A diagnosis of hemiplegic migraine requires having had at least two attacks that included aura accompanied by fully reversible motor weakness and fully reversible visual, sensory, and/or speech/language symptoms.

The migraines must also have at least two of the following four characteristics:

  • At least one aura symptom that spreads gradually over five or more minutes and/or two or more symptoms that occur in succession
  • Individual non-motor aura symptoms lasting five to 60 minutes and motor symptoms lasting for less than 72 hours
  • At least one unilateral (one-sided) aura symptom
  • Aura that is accompanied by headache or followed one within an hour

Imaging tests, such as magnetic resonance imaging (MRI) or a computed tomography (CT) scan, as well as neurological tests, may also be performed to rule out other potential causes (such as transient ischemic attack and stroke).

A diagnosis of familial hemiplegic migraine also requires that at least one first- or second- degree relative has had attacks that meet the diagnostic criteria.

Conversely, a diagnosis of sporadic hemiplegic migraine requires that no first- or second-degree relative has had attacks that meet the above criteria.


Certain preventive medications commonly used to treat typical migraine with aura can be effective in treating hemiplegic migraines as well. These include:

  • Elavil (amitriptyline)
  • Topamax (topiramate)
  • Depakote (valproic acid)

To prevent hemiplegic migraine attacks, the following drugs may be prescribed for daily use:

  • Calan SR (sustained-release verapamil)
  • Diamox SR (sustained-release acetazolamide)

Drugs that should not be used to manage hemiplegic migraines, because they can increase the risk of a stroke, include:

  • Triptans
  • Ergotamine derivatives
  • Beta-blockers

Typically, nonsteroidal anti-inflammatories (NSAIDs), anti-nausea drugs, or opioids are used to ease the immediate symptoms of a hemiplegic migraine.

A Word From Verywell

Symptoms of hemiplegic migraine can mimic symptoms of other conditions such as stroke and epilepsy, so there's no doubt that experiencing one of these episodes can be frightening. Getting a proper diagnosis and treatment is especially important with this form of migraine, so make sure to see a specialist who has experience with this rare condition.
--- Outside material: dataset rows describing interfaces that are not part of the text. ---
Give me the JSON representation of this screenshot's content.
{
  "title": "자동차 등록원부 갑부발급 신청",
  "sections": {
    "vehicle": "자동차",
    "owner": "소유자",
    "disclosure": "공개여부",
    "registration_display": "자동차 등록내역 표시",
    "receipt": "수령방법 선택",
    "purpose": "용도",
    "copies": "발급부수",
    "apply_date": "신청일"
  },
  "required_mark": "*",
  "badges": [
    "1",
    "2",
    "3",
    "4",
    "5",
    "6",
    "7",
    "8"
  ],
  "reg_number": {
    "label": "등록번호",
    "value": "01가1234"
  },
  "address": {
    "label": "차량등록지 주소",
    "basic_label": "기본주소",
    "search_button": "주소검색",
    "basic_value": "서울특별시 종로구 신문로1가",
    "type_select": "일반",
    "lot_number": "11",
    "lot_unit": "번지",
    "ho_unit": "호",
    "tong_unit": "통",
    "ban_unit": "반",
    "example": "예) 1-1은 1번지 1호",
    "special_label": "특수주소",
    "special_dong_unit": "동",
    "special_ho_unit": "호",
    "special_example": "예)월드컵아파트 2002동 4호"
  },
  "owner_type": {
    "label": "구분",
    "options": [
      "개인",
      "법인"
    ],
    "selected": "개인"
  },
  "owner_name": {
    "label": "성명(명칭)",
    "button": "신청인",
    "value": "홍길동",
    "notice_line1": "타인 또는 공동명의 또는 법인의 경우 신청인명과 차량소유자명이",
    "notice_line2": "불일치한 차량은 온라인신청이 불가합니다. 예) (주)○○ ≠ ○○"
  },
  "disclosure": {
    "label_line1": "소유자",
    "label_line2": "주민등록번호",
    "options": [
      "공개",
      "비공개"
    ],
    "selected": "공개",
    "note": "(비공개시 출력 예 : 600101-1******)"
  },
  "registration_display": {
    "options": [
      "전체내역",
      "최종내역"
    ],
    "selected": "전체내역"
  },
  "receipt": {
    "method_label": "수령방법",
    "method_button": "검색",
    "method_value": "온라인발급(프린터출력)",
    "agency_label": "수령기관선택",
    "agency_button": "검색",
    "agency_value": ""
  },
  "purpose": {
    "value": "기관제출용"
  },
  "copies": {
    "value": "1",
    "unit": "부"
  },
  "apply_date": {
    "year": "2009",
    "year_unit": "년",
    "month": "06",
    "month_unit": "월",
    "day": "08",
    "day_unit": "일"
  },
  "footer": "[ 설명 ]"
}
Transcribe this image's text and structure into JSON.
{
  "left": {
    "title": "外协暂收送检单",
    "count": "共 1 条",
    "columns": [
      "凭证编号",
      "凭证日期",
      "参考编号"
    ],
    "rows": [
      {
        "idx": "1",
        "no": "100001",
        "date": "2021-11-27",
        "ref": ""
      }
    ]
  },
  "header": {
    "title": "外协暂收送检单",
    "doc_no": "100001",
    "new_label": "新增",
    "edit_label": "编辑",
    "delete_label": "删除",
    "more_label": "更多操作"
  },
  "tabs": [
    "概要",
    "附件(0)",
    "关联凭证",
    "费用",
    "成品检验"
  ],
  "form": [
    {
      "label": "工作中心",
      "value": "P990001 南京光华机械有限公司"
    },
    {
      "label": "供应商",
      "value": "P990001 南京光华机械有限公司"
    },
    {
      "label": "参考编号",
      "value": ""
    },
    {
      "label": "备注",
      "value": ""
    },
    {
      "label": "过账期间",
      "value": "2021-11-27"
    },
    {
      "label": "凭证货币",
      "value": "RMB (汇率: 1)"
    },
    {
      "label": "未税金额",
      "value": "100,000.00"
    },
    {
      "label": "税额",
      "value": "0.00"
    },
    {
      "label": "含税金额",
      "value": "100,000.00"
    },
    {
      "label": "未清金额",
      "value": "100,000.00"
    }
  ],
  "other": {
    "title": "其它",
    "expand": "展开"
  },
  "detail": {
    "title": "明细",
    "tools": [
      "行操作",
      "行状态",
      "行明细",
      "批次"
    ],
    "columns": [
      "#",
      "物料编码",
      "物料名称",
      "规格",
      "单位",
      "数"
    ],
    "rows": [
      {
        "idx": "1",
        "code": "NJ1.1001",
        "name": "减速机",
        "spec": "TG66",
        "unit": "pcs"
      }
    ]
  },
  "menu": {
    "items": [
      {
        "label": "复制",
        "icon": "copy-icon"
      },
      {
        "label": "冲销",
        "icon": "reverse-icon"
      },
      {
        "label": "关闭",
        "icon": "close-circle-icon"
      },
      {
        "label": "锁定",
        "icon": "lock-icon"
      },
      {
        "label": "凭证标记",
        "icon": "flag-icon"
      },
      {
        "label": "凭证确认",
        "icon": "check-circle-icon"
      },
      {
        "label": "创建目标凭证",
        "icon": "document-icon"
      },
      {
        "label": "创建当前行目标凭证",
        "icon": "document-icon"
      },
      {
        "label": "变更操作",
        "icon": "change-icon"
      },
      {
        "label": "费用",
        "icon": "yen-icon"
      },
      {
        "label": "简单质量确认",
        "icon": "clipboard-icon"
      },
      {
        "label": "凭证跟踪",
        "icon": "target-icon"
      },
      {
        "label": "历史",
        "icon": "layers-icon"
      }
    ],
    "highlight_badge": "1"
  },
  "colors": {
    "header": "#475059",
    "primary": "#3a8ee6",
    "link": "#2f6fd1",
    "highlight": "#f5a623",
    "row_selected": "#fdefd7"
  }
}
Research, including identifying more genes associated with hemiplegic migraine, is ongoing and will hopefully make it easier to identify and manage these migraines in the future.

3 Sources
Verywell Health uses only high-quality sources, including peer-reviewed studies, to support the facts within our articles. Read our editorial process to learn more about how we fact-check and keep our content accurate, reliable, and trustworthy.
  1. National Headache Foundation. Case Studies Issue: Hemiplegic Migraine.

  2. Genetic and Rare Diseases Information Center. Hemiplegic migraine. National Center for Advancing Translational Sciences.

  3. Kumar A, Arora R. Hemiplegic Migraine. In: StatPearls. Treasure Island (FL): StatPearls Publishing; 2019 Jan-.

Additional Reading

By Colleen Doherty, MD
 Colleen Doherty, MD, is a board-certified internist living with multiple sclerosis.